Thomas came to visit this past weekend, and it was wonderful to spend time with someone from home.  When I’m here, I’m very self-conscious about seeming like a tourist.  I don’t like to have my map out, I don’t like to speak much so that fewer people realize that I don’t speak Czech.  I don’t mind it when I’m an actual tourist, but now that I live here, suddenly it seems so embarrassing.  Having Thomas here was nice because, among other things, it gave me an excuse to act like a tourist.

On Saturday, we took a tram all the way up the hill on the west side of Prague to see what Brandon promised us was the best view in the city.  From above, Prague is a sea of reddish clay roofs, interspersed with the occasional spire and cut down the HPIM2108middle by the Vlatava.  My friend Erica once told me that every city has a color, and that is undoubtedly Prague’s.  The city was lucky enough to be relatively untouched after the war, and most of the architecture is hundreds of years old.

It was the warmest and sunniest that I’ve seen it since I’ve been here, even though everyone swears that the summers are usually hot and humid.  What I said before about Czechs loving to be outdoors still holds true.  As Thomas and I walked down the hill towards the city, there were families picnicking in the vineyards.  Making out way to town, we wound down through Mala Strana, where Prague Castle is, and briefly stopped to wander past the HPIM2124enormous gothic cathedral.

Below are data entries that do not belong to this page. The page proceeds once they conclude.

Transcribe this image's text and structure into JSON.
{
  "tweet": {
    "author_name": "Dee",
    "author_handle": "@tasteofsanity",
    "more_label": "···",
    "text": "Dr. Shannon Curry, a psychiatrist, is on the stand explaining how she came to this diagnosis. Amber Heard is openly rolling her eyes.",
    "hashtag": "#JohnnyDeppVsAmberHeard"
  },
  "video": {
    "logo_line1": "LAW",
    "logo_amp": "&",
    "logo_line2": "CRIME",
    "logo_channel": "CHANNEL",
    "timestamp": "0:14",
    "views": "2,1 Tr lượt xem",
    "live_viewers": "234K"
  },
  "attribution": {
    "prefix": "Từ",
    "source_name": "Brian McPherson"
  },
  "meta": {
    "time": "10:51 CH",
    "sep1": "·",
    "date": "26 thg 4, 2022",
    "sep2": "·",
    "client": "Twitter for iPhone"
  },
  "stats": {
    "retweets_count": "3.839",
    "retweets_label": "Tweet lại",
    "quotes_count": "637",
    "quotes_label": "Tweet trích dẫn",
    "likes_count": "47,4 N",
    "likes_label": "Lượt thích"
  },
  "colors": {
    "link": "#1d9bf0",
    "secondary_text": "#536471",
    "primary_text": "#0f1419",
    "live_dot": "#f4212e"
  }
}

Part of me is worried that if I don’t have more visitors, I’ll never really do the touristy things here.  As it is, there’s so much that Thomas and I didn’t do.  We didn’t walk through the Jewish quarter or actually go in the castle.  On the other hand, I did all of those things two years ago, and I think perhaps the best part of being here for a year is to have the time to move past what the hoards of tourists are doing and find the little places.  Even though I’m not completely comfortable exploring “unpopular” (at least with the tourists) places alone since I don’t speak the language, I’m looking forward to finding my own spots, even if they are full of other expats.  That being said, maybe my year here will make me more adventurous.  I guess I still have time.

P.S.–It’s my dad’s and my brother’s birthday today.  Happy birthday!